Consultations with Hom opaths

H. Dayman
1881 BMJ (Clinical Research Edition)  
750 THE BRITISH MADICAW7-URVAL . [May j7,88r. . 70 NA . .M ...7 their practice to the altered circumstances and views which now prevail as we do ourselves. Has our own practice undergone no change ? Do we still adhere to the teachings of half a century ago? If not, are we entitled to put on the mantle of infallibility, and to condemn all systems but our own as irrational and unscientific? What is rational medicine ? Is it that which was in vogue fifty years :igo, when our patients were bled,

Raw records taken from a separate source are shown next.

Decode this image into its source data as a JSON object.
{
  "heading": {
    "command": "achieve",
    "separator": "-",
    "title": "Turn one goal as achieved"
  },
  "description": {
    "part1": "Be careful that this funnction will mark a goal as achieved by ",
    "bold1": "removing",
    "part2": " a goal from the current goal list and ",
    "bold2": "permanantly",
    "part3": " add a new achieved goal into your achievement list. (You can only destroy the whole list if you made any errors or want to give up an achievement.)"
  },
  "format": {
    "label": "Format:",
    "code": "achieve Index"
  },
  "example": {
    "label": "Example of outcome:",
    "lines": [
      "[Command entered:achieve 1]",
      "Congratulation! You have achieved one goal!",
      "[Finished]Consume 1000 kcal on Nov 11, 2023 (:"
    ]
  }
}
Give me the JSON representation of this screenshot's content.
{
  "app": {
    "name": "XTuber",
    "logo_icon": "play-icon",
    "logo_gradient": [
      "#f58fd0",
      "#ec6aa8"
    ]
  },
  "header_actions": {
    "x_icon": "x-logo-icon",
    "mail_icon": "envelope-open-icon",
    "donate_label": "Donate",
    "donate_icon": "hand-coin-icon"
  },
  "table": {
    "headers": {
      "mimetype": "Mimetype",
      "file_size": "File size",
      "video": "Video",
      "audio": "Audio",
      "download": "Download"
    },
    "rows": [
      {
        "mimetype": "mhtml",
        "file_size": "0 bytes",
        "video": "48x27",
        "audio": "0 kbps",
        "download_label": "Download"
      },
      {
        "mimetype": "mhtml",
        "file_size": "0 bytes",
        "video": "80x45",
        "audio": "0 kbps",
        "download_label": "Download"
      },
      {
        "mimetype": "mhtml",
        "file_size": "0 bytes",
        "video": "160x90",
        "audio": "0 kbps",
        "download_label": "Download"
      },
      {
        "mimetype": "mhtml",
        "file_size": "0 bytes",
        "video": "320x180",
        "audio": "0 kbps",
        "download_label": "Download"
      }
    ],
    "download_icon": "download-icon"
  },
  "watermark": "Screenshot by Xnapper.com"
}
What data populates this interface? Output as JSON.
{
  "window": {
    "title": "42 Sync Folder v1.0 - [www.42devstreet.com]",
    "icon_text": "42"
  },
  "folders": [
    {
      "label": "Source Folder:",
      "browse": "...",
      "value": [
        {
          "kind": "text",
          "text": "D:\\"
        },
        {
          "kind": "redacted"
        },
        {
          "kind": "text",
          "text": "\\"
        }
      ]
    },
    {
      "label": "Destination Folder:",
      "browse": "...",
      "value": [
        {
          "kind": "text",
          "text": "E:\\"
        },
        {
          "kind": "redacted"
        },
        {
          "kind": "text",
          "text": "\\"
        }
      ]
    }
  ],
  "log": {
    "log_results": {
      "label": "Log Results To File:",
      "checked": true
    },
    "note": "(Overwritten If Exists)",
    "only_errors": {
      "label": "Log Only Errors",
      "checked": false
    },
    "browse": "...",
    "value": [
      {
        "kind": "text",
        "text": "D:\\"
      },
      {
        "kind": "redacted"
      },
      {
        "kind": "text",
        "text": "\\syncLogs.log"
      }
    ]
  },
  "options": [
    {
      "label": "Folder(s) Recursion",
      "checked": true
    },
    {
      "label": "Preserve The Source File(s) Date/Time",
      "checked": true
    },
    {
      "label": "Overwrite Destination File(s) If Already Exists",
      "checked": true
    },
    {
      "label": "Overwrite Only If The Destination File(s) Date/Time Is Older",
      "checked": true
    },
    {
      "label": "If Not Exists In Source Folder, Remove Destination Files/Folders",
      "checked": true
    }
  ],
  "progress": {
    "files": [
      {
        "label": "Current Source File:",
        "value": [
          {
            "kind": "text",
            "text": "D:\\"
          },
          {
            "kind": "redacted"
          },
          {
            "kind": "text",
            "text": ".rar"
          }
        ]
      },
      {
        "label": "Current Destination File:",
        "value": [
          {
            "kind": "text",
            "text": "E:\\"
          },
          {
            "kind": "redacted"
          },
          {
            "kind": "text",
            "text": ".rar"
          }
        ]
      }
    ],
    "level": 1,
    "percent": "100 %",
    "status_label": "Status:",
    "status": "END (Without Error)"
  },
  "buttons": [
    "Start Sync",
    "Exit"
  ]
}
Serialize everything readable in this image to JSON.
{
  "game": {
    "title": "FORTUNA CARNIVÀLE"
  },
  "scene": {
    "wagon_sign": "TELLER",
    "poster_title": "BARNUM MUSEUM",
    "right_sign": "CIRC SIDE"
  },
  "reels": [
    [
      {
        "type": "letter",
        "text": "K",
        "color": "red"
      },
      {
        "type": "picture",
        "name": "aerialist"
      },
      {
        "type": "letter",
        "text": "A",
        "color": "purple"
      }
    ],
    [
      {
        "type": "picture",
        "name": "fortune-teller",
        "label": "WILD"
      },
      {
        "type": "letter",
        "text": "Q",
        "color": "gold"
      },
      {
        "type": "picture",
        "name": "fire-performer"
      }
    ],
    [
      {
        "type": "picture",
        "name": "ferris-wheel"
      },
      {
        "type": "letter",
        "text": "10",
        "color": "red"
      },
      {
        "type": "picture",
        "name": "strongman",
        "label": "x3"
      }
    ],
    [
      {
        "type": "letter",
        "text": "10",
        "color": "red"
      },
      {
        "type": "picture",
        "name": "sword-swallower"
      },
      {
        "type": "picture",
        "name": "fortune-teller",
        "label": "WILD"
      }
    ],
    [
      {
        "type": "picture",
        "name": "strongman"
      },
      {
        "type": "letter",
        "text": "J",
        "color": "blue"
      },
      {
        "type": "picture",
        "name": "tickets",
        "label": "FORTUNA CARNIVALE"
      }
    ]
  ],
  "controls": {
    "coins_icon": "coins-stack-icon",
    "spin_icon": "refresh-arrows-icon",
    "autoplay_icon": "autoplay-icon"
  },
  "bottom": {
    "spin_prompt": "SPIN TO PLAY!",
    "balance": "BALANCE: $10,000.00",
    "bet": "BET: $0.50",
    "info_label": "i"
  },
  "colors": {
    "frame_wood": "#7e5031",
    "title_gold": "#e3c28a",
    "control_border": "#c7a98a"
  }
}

more » ... ients were bled, cupped, leeched, purged, starved ? Or, is it that which succeeded it: when all these depletive measures were abandoned, and they were gorged with food, and stimulated with wine, brandy, and rum, till the outcome of this scientific treatment had culminated in the manufacture of a legion of drunkards? Or, is it that towards which we are travelling at the present day, when both the former systems are decried ; and we are taught that safety can only be secured by abandoning the one and the other, and adopting the practice of total abstinence from all alcoholic liquors ? If then, we have changed our prin9iples-of treatment, surely homceopaths are not to be denounced, and-stigmatised as dishonest, because they have modified theirs. Between the best practitioners of the homceopathic school and ourselves, there is really little difference, as, indeed, is proved by the case referred to by Dr. Markham, in his letter published in your issue of the 23rd ultimo. Let us, then, look this matter fairlv in the face; and ask ourselves, whether the time has not arrived when we should review, our position, with relation to homoeopathy-whether it would not be a gain to both parties that some understanding should be come to; and, while we cannot but acknowledge that, as regards the past, error has been committed on both sides, let us also admit that good has resulted from the conflict. As members of a profession which boasts of being liberal, and by courtesy is styled such, let us prove our title to it by our acts; and cease to hold that attitude of hostility towards the practitioners of homceopathy, which, say and think what we will, is regarded by the outside public as merely a phase of trade-unionism. The mere fact that homoeopathy still survives, spite of unceasing persecution.and ridicule. and not only survives, but flourishes, is primd facie evidence of there being something more in it than we are aware of, or are willing to admit; and many facts, bearing on the doctrine of similars, and on the potency of minute quantities, have recently been brought to light, which go to streTfgthen rather than weaken the Hahnemannian doctrine.* I think, then, the time has come when, both on ethical and scientific grounds, we should take tip the question anew; and, writh ill deference, I would submit that, if a homoeopath is properly qualified, and practises his professioh honourably and to the best of his ability, the onus rests with usto show why we should not meet him in consultation.
doi:10.1136/bmj.1.1062.750 fatcat:po327tveujcyncxbuv6ngeqira